|International Classification||A61K38/00, A61Q11/00, C07K7/08, C07K14/47, C07K7/04, A61K8/64|
|Cooperative Classification||A61K38/00, A61K8/64, A61Q11/00, C07K14/4732, C07K7/08|
|European Classification||C07K7/08, A61K8/64, C07K14/47A21, A61Q11/00|
|Aug 24, 1993||CC||Certificate of correction|
|Oct 11, 1994||FPAY||Fee payment|
Year of fee payment: 4
|Nov 12, 1998||FPAY||Fee payment|
Year of fee payment: 8
|May 28, 2002||AS||Assignment|
Owner name: MELBOURNE, UNIVERSITY OF, THE, AUSTRALIA
Free format text: ASSIGNMENT OF ASSIGNORS INTEREST;ASSIGNOR:VICTORIAN DAIRY INDUSTRY AUTHORITY;REEL/FRAME:012928/0494
Effective date: 20000928

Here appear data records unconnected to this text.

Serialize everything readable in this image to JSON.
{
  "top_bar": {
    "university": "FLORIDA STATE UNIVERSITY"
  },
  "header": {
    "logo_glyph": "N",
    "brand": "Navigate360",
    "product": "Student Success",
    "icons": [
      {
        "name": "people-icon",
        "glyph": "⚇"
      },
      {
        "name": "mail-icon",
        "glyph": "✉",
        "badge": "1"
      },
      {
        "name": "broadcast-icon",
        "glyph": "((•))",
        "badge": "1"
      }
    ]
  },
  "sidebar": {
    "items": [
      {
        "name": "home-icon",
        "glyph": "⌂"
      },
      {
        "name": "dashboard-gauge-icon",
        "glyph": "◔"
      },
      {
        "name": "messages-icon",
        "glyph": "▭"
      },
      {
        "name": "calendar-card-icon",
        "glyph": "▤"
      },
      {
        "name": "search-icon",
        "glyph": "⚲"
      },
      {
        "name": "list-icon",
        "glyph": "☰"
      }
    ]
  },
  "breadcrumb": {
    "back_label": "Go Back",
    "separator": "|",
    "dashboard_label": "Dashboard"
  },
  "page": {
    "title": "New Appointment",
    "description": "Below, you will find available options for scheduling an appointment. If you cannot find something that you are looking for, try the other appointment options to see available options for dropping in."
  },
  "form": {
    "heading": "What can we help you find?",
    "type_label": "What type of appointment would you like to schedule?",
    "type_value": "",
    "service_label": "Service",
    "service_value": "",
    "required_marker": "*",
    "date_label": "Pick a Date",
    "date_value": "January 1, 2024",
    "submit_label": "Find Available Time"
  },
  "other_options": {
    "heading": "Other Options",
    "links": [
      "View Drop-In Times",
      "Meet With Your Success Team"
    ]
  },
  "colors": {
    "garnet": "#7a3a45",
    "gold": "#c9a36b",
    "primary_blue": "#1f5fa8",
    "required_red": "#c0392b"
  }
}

|Oct 22, 2002||FPAY||Fee payment|
Year of fee payment: 12